### Task to carry out:
An exact copy of the entries is needed, with every picture left out.

### Interface dataset entries:
************
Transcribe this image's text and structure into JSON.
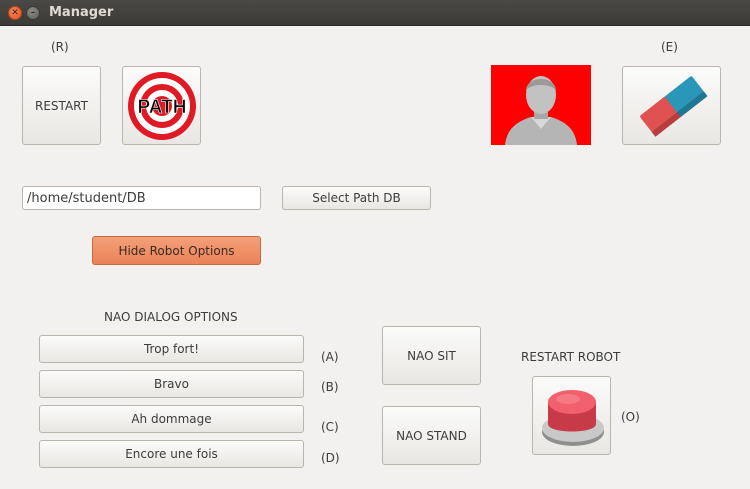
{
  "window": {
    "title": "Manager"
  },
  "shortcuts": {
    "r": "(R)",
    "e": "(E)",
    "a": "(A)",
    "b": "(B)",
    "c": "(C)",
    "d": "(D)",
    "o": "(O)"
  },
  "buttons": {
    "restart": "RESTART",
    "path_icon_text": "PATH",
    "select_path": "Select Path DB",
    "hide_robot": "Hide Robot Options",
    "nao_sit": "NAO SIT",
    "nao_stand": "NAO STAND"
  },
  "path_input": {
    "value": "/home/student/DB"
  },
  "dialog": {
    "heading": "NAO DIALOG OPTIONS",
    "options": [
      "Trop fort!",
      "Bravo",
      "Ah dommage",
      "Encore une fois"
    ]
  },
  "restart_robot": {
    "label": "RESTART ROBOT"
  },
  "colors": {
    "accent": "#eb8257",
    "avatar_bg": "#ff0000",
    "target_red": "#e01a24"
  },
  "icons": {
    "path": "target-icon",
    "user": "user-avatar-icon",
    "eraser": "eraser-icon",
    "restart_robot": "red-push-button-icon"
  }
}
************
### Result below:
Transcribe this image's text and structure into JSON.
{
  "window": {
    "title": "Manager"
  },
  "shortcuts": {
    "r": "(R)",
    "e": "(E)",
    "a": "(A)",
    "b": "(B)",
    "c": "(C)",
    "d": "(D)",
    "o": "(O)"
  },
  "buttons": {
    "restart": "RESTART",
    "path_icon_text": "PATH",
    "select_path": "Select Path DB",
    "hide_robot": "Hide Robot Options",
    "nao_sit": "NAO SIT",
    "nao_stand": "NAO STAND"
  },
  "path_input": {
    "value": "/home/student/DB"
  },
  "dialog": {
    "heading": "NAO DIALOG OPTIONS",
    "options": [
      "Trop fort!",
      "Bravo",
      "Ah dommage",
      "Encore une fois"
    ]
  },
  "restart_robot": {
    "label": "RESTART ROBOT"
  },
  "colors": {
    "accent": "#eb8257",
    "avatar_bg": "#ff0000",
    "target_red": "#e01a24"
  },
  "icons": {
    "path": "target-icon",
    "user": "user-avatar-icon",
    "eraser": "eraser-icon",
    "restart_robot": "red-push-button-icon"
  }
}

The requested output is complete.